■ DIRECTIONS: Pull each line with the string "JSON" from the entries.

■ STORED DATA:
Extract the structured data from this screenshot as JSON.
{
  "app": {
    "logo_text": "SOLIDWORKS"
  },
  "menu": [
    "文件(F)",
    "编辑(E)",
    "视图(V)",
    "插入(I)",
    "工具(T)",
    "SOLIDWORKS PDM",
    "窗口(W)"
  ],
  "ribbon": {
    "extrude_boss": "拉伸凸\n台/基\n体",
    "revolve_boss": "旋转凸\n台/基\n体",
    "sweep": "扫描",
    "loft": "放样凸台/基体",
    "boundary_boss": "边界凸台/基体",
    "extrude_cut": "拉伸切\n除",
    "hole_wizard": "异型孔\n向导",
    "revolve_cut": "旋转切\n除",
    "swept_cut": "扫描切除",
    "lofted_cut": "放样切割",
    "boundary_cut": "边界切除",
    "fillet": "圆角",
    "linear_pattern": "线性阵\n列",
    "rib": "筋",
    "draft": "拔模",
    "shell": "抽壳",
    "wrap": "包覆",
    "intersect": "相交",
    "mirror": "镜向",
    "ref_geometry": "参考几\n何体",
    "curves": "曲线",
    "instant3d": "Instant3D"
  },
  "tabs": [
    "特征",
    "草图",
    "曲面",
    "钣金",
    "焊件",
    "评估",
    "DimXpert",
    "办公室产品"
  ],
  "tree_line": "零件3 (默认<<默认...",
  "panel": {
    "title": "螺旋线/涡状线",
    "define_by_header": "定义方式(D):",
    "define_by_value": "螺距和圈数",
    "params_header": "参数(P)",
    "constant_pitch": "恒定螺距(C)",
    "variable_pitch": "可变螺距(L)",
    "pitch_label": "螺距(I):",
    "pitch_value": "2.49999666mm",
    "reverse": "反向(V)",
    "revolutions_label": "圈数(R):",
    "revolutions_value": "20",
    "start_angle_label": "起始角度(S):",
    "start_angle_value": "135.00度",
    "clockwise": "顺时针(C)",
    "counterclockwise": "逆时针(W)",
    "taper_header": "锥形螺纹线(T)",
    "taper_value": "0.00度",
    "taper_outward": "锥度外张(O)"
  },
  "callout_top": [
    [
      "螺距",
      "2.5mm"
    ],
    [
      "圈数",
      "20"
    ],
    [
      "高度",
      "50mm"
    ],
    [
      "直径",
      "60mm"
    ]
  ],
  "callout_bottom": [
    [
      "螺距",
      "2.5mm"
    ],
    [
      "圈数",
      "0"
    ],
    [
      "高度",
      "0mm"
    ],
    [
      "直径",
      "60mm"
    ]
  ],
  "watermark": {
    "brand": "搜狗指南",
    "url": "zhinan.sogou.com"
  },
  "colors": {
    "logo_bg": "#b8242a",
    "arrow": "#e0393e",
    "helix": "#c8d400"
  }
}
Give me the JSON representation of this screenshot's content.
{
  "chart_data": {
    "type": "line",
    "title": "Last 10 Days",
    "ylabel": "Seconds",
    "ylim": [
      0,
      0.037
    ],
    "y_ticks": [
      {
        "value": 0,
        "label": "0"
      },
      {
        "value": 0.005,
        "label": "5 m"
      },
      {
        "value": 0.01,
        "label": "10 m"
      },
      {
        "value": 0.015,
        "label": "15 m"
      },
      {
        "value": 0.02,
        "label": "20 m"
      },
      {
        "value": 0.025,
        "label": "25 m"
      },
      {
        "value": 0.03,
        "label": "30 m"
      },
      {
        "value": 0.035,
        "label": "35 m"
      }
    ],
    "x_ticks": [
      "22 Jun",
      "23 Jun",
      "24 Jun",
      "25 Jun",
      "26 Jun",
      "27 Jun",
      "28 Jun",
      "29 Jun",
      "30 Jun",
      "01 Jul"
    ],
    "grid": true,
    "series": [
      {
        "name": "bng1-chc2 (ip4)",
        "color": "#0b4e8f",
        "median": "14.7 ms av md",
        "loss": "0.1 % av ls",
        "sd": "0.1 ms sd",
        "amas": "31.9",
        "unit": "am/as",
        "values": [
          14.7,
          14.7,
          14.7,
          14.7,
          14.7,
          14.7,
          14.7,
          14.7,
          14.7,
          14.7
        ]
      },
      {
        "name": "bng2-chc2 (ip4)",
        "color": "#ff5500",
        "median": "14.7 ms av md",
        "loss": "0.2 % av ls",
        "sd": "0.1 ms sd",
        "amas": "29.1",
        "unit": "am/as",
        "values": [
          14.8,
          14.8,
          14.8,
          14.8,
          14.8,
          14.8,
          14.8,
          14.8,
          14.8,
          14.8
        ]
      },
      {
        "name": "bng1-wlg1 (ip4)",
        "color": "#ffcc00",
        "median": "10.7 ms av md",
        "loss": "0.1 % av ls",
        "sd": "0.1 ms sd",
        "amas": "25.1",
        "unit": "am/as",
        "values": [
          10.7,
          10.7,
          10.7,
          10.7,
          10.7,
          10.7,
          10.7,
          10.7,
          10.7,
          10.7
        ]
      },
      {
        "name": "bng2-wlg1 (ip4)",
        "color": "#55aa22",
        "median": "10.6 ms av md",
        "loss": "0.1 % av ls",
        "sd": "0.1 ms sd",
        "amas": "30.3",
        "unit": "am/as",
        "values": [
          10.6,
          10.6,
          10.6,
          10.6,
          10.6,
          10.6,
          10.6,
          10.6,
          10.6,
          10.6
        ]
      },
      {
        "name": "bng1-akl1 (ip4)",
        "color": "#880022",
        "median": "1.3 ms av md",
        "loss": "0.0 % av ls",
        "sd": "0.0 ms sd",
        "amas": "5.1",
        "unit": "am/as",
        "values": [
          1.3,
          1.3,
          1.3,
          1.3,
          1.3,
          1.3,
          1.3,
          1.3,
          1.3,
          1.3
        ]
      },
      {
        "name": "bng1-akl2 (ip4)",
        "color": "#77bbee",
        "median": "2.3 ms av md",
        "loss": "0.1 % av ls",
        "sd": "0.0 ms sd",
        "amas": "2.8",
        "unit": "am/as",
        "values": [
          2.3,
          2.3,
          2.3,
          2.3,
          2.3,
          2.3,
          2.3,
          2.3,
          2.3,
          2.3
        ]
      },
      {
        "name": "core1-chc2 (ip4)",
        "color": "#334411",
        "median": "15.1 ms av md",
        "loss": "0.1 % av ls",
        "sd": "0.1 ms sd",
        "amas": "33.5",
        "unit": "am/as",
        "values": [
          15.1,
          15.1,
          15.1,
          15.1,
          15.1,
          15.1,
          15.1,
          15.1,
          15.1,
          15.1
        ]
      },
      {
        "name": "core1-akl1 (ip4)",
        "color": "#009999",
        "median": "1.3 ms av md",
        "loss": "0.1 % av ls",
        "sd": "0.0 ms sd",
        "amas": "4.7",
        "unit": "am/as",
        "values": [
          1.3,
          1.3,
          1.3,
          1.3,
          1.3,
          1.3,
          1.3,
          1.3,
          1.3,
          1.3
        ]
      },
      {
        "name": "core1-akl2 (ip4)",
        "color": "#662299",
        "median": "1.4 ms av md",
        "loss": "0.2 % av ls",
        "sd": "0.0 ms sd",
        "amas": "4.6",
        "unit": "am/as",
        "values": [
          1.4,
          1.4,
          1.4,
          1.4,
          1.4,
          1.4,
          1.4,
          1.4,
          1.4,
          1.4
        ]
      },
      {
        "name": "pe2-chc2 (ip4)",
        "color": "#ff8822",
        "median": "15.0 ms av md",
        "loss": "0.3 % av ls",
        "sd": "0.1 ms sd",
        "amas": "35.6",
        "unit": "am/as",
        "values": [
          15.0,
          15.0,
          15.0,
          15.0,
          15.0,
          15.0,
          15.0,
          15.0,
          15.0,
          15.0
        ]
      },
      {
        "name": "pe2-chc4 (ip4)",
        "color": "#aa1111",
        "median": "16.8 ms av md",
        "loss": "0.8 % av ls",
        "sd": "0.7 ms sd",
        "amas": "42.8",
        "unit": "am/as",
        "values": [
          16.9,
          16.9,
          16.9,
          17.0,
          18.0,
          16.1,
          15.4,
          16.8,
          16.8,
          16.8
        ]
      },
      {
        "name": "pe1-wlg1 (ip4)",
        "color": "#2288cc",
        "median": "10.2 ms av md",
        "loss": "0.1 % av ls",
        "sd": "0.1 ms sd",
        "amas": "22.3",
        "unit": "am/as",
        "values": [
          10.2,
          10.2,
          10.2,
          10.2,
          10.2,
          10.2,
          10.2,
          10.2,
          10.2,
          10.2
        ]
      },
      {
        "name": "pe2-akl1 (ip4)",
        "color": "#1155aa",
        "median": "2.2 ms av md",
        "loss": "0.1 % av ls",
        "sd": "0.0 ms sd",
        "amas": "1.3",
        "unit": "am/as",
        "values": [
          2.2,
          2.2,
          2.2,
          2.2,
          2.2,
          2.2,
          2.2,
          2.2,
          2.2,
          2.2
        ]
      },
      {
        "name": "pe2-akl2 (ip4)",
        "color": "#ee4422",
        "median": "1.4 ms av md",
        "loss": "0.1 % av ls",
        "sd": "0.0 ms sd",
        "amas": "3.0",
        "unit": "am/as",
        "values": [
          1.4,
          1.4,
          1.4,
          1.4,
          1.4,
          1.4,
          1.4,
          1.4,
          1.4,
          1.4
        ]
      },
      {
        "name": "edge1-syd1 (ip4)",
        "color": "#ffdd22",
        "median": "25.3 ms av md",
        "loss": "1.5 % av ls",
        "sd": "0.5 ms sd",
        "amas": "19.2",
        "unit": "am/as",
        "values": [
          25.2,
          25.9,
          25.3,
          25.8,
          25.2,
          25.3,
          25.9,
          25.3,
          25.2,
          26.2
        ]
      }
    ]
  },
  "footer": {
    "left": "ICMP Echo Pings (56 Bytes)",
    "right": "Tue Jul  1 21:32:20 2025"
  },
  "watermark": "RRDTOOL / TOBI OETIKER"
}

■ TASK SOLUTION:
Extract the structured data from this screenshot as JSON.
Give me the JSON representation of this screenshot's content.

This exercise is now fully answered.